RECORDS FOR THE EXERCISE:
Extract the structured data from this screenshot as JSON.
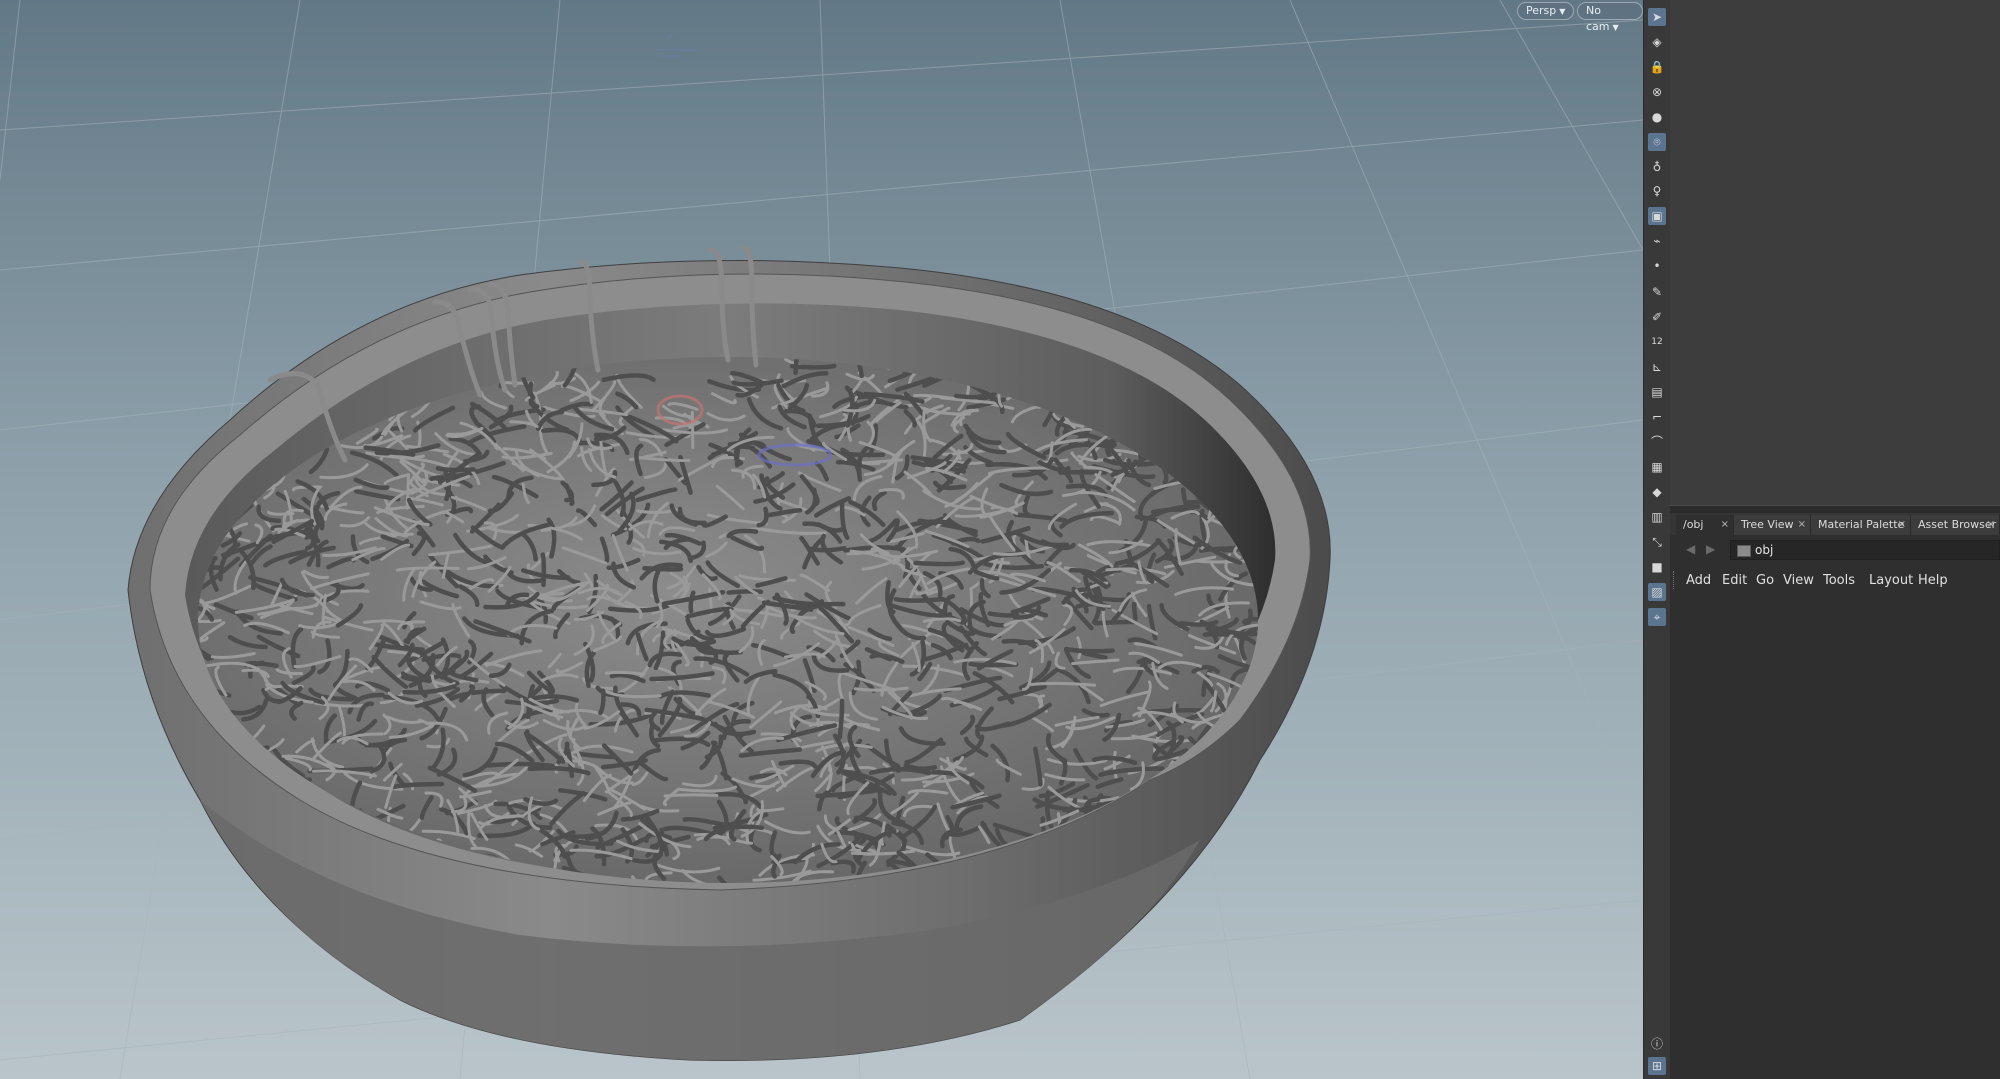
{
  "viewport": {
    "camera_view_label": "Persp",
    "camera_label": "No cam"
  },
  "shelf": {
    "tools": [
      {
        "icon": "select-arrow-icon"
      },
      {
        "icon": "ghost-icon"
      },
      {
        "icon": "lock-icon"
      },
      {
        "icon": "no-select-icon"
      },
      {
        "icon": "sphere-icon"
      },
      {
        "icon": "magnet-pin-icon"
      },
      {
        "icon": "light-bulb-icon"
      },
      {
        "icon": "light-alt-icon"
      },
      {
        "icon": "display-mode-icon"
      },
      {
        "icon": "vertex-icon"
      },
      {
        "icon": "point-icon"
      },
      {
        "icon": "paint-icon"
      },
      {
        "icon": "brush-icon"
      },
      {
        "icon": "number-icon"
      },
      {
        "icon": "axis-icon"
      },
      {
        "icon": "box-icon"
      },
      {
        "icon": "corner-icon"
      },
      {
        "icon": "hat-icon"
      },
      {
        "icon": "checker-icon"
      },
      {
        "icon": "dot-gear-icon"
      },
      {
        "icon": "ground-icon"
      },
      {
        "icon": "scale-icon"
      },
      {
        "icon": "square-icon"
      },
      {
        "icon": "screenshot-icon"
      },
      {
        "icon": "pin-icon"
      },
      {
        "icon": "info-icon"
      },
      {
        "icon": "grid-icon"
      }
    ],
    "number_glyph": "12"
  },
  "panes": {
    "tabs": [
      {
        "label": "/obj"
      },
      {
        "label": "Tree View"
      },
      {
        "label": "Material Palette"
      },
      {
        "label": "Asset Browser"
      }
    ],
    "path_value": "obj",
    "menu": [
      "Add",
      "Edit",
      "Go",
      "View",
      "Tools",
      "Layout",
      "Help"
    ]
  },
  "colors": {
    "accent": "#5b7590",
    "viewport_top": "#6a7f8c",
    "viewport_bottom": "#b6c2c8"
  }
}
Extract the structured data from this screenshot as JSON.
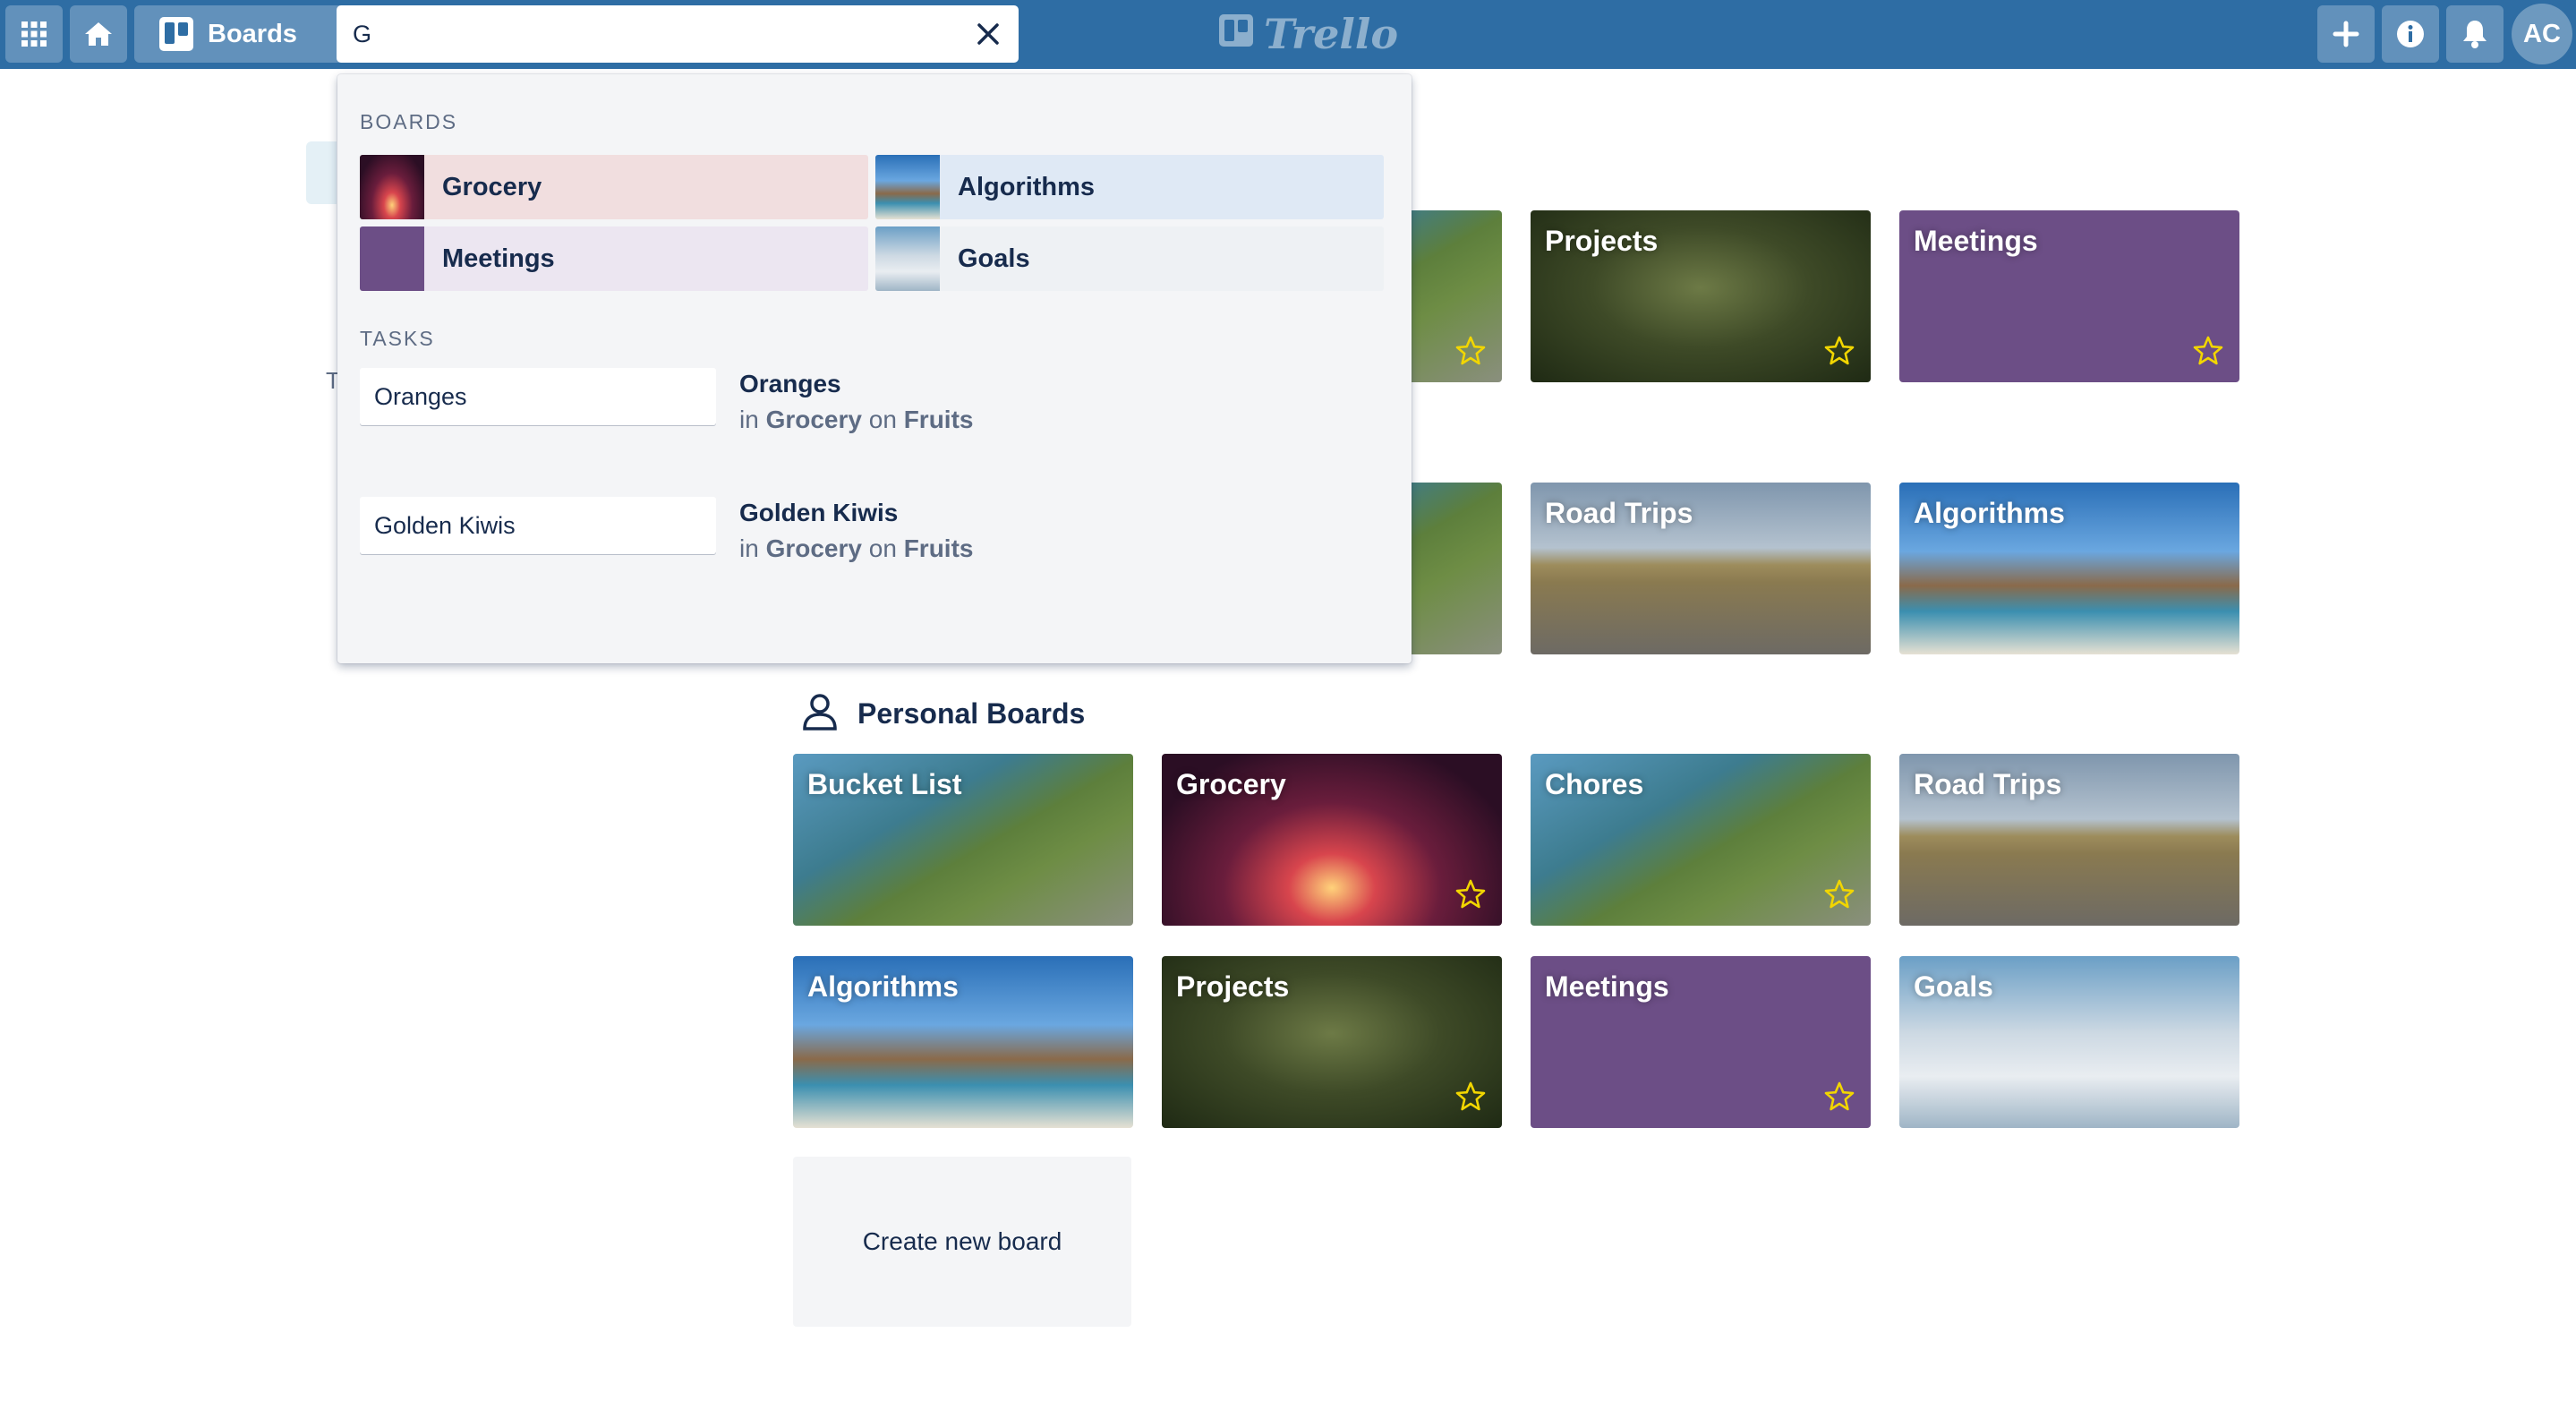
{
  "header": {
    "boards_label": "Boards",
    "search": {
      "value": "G",
      "placeholder": ""
    },
    "logo_text": "Trello",
    "avatar_initials": "AC",
    "icons": [
      "apps-grid-icon",
      "home-icon",
      "boards-icon",
      "close-icon",
      "plus-icon",
      "info-icon",
      "bell-icon"
    ]
  },
  "sidebar": {
    "fragment_label": "T"
  },
  "board_rows": [
    [
      {
        "title": "",
        "bg": "coast",
        "starred": true,
        "partial": true
      },
      {
        "title": "Projects",
        "bg": "forest",
        "starred": true
      },
      {
        "title": "Meetings",
        "bg": "purple",
        "starred": true
      }
    ],
    [
      {
        "title": "",
        "bg": "coast",
        "starred": false,
        "partial": true
      },
      {
        "title": "Road Trips",
        "bg": "road",
        "starred": false
      },
      {
        "title": "Algorithms",
        "bg": "beach",
        "starred": false
      }
    ]
  ],
  "personal": {
    "title": "Personal Boards",
    "boards": [
      {
        "title": "Bucket List",
        "bg": "coast",
        "starred": false
      },
      {
        "title": "Grocery",
        "bg": "sunset",
        "starred": true
      },
      {
        "title": "Chores",
        "bg": "coast",
        "starred": true
      },
      {
        "title": "Road Trips",
        "bg": "road",
        "starred": false
      },
      {
        "title": "Algorithms",
        "bg": "beach",
        "starred": false
      },
      {
        "title": "Projects",
        "bg": "forest",
        "starred": true
      },
      {
        "title": "Meetings",
        "bg": "purple",
        "starred": true
      },
      {
        "title": "Goals",
        "bg": "flag",
        "starred": false
      }
    ],
    "create_label": "Create new board"
  },
  "search_results": {
    "boards_label": "BOARDS",
    "boards": [
      {
        "name": "Grocery",
        "bg": "sunset",
        "tint": "#f1dedf"
      },
      {
        "name": "Algorithms",
        "bg": "beach",
        "tint": "#dfe9f5"
      },
      {
        "name": "Meetings",
        "bg": "purple",
        "tint": "#ece6f1"
      },
      {
        "name": "Goals",
        "bg": "flag",
        "tint": "#eef1f4"
      }
    ],
    "tasks_label": "TASKS",
    "tasks": [
      {
        "card_text": "Oranges",
        "name": "Oranges",
        "in_word": "in",
        "board": "Grocery",
        "on_word": "on",
        "list": "Fruits"
      },
      {
        "card_text": "Golden Kiwis",
        "name": "Golden Kiwis",
        "in_word": "in",
        "board": "Grocery",
        "on_word": "on",
        "list": "Fruits"
      }
    ]
  },
  "colors": {
    "header": "#2e6da4",
    "purple": "#6c4e86",
    "star": "#f2d600",
    "text": "#172b4d",
    "muted": "#5e6c84",
    "dropdown_bg": "#f4f5f7"
  }
}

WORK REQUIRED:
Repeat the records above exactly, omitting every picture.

TASK RESULT:
Extract the structured data from this screenshot as JSON.
{
  "viewport": {
    "camera_view_label": "Persp",
    "camera_label": "No cam"
  },
  "shelf": {
    "tools": [
      {
        "icon": "select-arrow-icon"
      },
      {
        "icon": "ghost-icon"
      },
      {
        "icon": "lock-icon"
      },
      {
        "icon": "no-select-icon"
      },
      {
        "icon": "sphere-icon"
      },
      {
        "icon": "magnet-pin-icon"
      },
      {
        "icon": "light-bulb-icon"
      },
      {
        "icon": "light-alt-icon"
      },
      {
        "icon": "display-mode-icon"
      },
      {
        "icon": "vertex-icon"
      },
      {
        "icon": "point-icon"
      },
      {
        "icon": "paint-icon"
      },
      {
        "icon": "brush-icon"
      },
      {
        "icon": "number-icon"
      },
      {
        "icon": "axis-icon"
      },
      {
        "icon": "box-icon"
      },
      {
        "icon": "corner-icon"
      },
      {
        "icon": "hat-icon"
      },
      {
        "icon": "checker-icon"
      },
      {
        "icon": "dot-gear-icon"
      },
      {
        "icon": "ground-icon"
      },
      {
        "icon": "scale-icon"
      },
      {
        "icon": "square-icon"
      },
      {
        "icon": "screenshot-icon"
      },
      {
        "icon": "pin-icon"
      },
      {
        "icon": "info-icon"
      },
      {
        "icon": "grid-icon"
      }
    ],
    "number_glyph": "12"
  },
  "panes": {
    "tabs": [
      {
        "label": "/obj"
      },
      {
        "label": "Tree View"
      },
      {
        "label": "Material Palette"
      },
      {
        "label": "Asset Browser"
      }
    ],
    "path_value": "obj",
    "menu": [
      "Add",
      "Edit",
      "Go",
      "View",
      "Tools",
      "Layout",
      "Help"
    ]
  },
  "colors": {
    "accent": "#5b7590",
    "viewport_top": "#6a7f8c",
    "viewport_bottom": "#b6c2c8"
  }
}
Extract the structured data from this screenshot as JSON.
{
  "header": {
    "boards_label": "Boards",
    "search": {
      "value": "G",
      "placeholder": ""
    },
    "logo_text": "Trello",
    "avatar_initials": "AC",
    "icons": [
      "apps-grid-icon",
      "home-icon",
      "boards-icon",
      "close-icon",
      "plus-icon",
      "info-icon",
      "bell-icon"
    ]
  },
  "sidebar": {
    "fragment_label": "T"
  },
  "board_rows": [
    [
      {
        "title": "",
        "bg": "coast",
        "starred": true,
        "partial": true
      },
      {
        "title": "Projects",
        "bg": "forest",
        "starred": true
      },
      {
        "title": "Meetings",
        "bg": "purple",
        "starred": true
      }
    ],
    [
      {
        "title": "",
        "bg": "coast",
        "starred": false,
        "partial": true
      },
      {
        "title": "Road Trips",
        "bg": "road",
        "starred": false
      },
      {
        "title": "Algorithms",
        "bg": "beach",
        "starred": false
      }
    ]
  ],
  "personal": {
    "title": "Personal Boards",
    "boards": [
      {
        "title": "Bucket List",
        "bg": "coast",
        "starred": false
      },
      {
        "title": "Grocery",
        "bg": "sunset",
        "starred": true
      },
      {
        "title": "Chores",
        "bg": "coast",
        "starred": true
      },
      {
        "title": "Road Trips",
        "bg": "road",
        "starred": false
      },
      {
        "title": "Algorithms",
        "bg": "beach",
        "starred": false
      },
      {
        "title": "Projects",
        "bg": "forest",
        "starred": true
      },
      {
        "title": "Meetings",
        "bg": "purple",
        "starred": true
      },
      {
        "title": "Goals",
        "bg": "flag",
        "starred": false
      }
    ],
    "create_label": "Create new board"
  },
  "search_results": {
    "boards_label": "BOARDS",
    "boards": [
      {
        "name": "Grocery",
        "bg": "sunset",
        "tint": "#f1dedf"
      },
      {
        "name": "Algorithms",
        "bg": "beach",
        "tint": "#dfe9f5"
      },
      {
        "name": "Meetings",
        "bg": "purple",
        "tint": "#ece6f1"
      },
      {
        "name": "Goals",
        "bg": "flag",
        "tint": "#eef1f4"
      }
    ],
    "tasks_label": "TASKS",
    "tasks": [
      {
        "card_text": "Oranges",
        "name": "Oranges",
        "in_word": "in",
        "board": "Grocery",
        "on_word": "on",
        "list": "Fruits"
      },
      {
        "card_text": "Golden Kiwis",
        "name": "Golden Kiwis",
        "in_word": "in",
        "board": "Grocery",
        "on_word": "on",
        "list": "Fruits"
      }
    ]
  },
  "colors": {
    "header": "#2e6da4",
    "purple": "#6c4e86",
    "star": "#f2d600",
    "text": "#172b4d",
    "muted": "#5e6c84",
    "dropdown_bg": "#f4f5f7"
  }
}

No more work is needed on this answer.